"Ma'am, I have a doubt. How can I write this in the CV?"
There is language. And then, there is the culture of language. This line written in an email by someone seeking career advice from India opened floodgates of nostalgia. I used to speak the same English many years ago. "I have a doubt" in Indian English equates to "I have a question" in American English. Doubting something is a different thing altogether. I went back to my old documents, looking at the research statement I had written for graduate school in 2005. In my current age and wisdom, that can hardly qualify as a research statement, a page full of lofty ideas and goals of changing the world with no clear focus. If I was in the selection committee reading my essay from 11 years ago, I would have never admitted myself in the program. It's a miracle I made it.
As I prepare to say goodbye to my host in Berlin, she tells me in a mix of broken English and German that she will miss having me around and will look forward to seeing me again. She was the one who hosted me last year as well, and although this is a pay-money-provide-service relationship (I was staying at her family-run place), she goes out of her way to touch my hand warmly and make me feel at home. I reciprocate, this time in my broken German and English, that her place is the only one I know as home in Berlin. I call her a day later to thank her and let her know I have reached home, and she is delighted. Language is not a barrier between us anymore.
And then, I receive an email from a close friend saying that she has been offered a faculty position at one of the top schools in her field. We have known each other for decades, and I am thrilled. But her words are filled with doubt and anxiety. In her email, she confesses that she is scared as hell and does not know how she will do well. Her self-doubt mirrors mine and her humility and honesty renews my soulful connection with her. That is the exact way I have been feeling as well. I have no idea how to be faculty. To see the same sentiments reflected in a person of high caliber with extensive training from several Ivy League schools only shows me how we are all human, sometimes terrified and vulnerable. I assure her that it will all be fine, that she is already a role model to many (including me) because of her achievements, and she will do great. I tell her that I have decided to frame those damn degrees on the wall facing me in office (as brilliantly suggested by a friend) so that whenever in self-doubt, those degrees will remind me of the immense amount of hard work and motivation it has taken to get to this point. In my friend's insecurities, I feel a renewed connection with her.

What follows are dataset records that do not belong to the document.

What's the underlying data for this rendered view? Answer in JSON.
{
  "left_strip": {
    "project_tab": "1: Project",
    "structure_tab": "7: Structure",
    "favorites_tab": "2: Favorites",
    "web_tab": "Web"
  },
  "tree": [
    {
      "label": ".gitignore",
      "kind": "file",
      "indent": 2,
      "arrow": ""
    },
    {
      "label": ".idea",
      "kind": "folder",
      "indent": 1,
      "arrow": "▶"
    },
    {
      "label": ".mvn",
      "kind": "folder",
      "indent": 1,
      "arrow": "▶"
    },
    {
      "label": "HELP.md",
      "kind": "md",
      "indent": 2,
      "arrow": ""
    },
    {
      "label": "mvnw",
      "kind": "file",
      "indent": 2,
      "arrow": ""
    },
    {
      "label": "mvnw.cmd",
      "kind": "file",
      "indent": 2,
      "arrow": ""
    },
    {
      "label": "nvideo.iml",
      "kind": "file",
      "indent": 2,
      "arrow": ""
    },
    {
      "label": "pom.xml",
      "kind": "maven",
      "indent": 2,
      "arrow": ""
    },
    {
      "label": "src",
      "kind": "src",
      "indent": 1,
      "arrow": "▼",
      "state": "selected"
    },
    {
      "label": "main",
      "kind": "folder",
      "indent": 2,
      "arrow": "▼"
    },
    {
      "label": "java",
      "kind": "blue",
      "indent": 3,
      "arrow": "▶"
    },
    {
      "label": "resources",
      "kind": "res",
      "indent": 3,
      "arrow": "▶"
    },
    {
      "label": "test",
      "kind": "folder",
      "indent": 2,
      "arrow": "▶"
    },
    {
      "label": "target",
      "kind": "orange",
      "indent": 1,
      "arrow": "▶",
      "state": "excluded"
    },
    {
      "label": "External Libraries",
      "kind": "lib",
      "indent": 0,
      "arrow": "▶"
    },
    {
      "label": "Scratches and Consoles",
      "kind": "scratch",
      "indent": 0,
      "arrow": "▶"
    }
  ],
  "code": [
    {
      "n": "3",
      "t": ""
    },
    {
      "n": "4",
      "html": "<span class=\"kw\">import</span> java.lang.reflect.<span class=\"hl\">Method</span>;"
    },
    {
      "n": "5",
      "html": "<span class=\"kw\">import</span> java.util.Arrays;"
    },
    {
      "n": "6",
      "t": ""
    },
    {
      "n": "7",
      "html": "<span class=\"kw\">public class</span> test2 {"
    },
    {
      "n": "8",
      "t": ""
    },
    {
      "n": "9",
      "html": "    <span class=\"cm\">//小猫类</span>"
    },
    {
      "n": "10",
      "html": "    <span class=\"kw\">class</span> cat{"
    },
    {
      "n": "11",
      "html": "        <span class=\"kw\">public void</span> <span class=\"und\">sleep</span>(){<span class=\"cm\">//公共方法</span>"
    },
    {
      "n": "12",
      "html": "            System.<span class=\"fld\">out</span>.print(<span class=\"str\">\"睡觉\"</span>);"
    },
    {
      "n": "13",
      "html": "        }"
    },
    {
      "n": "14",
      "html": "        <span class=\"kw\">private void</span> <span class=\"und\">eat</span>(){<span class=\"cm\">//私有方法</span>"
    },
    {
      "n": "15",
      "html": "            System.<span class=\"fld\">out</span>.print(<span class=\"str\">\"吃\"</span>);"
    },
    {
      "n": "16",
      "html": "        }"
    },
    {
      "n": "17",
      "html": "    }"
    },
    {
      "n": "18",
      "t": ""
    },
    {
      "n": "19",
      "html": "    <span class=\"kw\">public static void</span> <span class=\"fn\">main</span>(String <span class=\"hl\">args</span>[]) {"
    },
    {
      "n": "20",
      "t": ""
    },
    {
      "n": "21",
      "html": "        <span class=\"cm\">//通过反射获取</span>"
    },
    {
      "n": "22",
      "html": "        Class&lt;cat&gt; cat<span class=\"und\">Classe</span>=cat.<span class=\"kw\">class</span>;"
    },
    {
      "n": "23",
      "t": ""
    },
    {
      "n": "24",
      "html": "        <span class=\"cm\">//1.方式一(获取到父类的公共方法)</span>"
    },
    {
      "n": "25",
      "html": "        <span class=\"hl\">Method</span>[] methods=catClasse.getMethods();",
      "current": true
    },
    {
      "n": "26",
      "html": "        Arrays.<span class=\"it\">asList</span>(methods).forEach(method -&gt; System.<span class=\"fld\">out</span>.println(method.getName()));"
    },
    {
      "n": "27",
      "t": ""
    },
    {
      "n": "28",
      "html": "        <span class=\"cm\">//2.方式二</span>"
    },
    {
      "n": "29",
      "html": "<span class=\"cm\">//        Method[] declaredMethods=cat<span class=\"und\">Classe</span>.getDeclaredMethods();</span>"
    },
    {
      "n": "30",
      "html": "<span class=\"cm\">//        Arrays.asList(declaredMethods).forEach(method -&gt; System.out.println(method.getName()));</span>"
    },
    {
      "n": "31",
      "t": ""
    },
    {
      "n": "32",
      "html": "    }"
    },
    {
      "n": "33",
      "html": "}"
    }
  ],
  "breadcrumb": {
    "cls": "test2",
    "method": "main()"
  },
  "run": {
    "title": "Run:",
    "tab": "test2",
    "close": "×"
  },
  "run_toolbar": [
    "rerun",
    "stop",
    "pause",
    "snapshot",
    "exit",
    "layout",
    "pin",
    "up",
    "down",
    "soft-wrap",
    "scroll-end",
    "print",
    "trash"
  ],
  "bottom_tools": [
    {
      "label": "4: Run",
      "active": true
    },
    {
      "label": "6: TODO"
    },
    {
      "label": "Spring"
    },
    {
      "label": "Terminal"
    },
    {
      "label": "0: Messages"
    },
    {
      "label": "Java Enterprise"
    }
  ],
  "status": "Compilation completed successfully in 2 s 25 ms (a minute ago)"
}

And just like that, in three different events with three different people on a random day, language connects my past, present, and future. A young and starry-eyed girl from India whose writing reminds me of who I used to be through our shared cultural nuances of language, a German lady who makes me feel at home in an unknown city despite her broken English and my broken German, and a childhood friend with a stellar career in whom I surprisingly see my insecurities mirrored because of the honest note she writes me.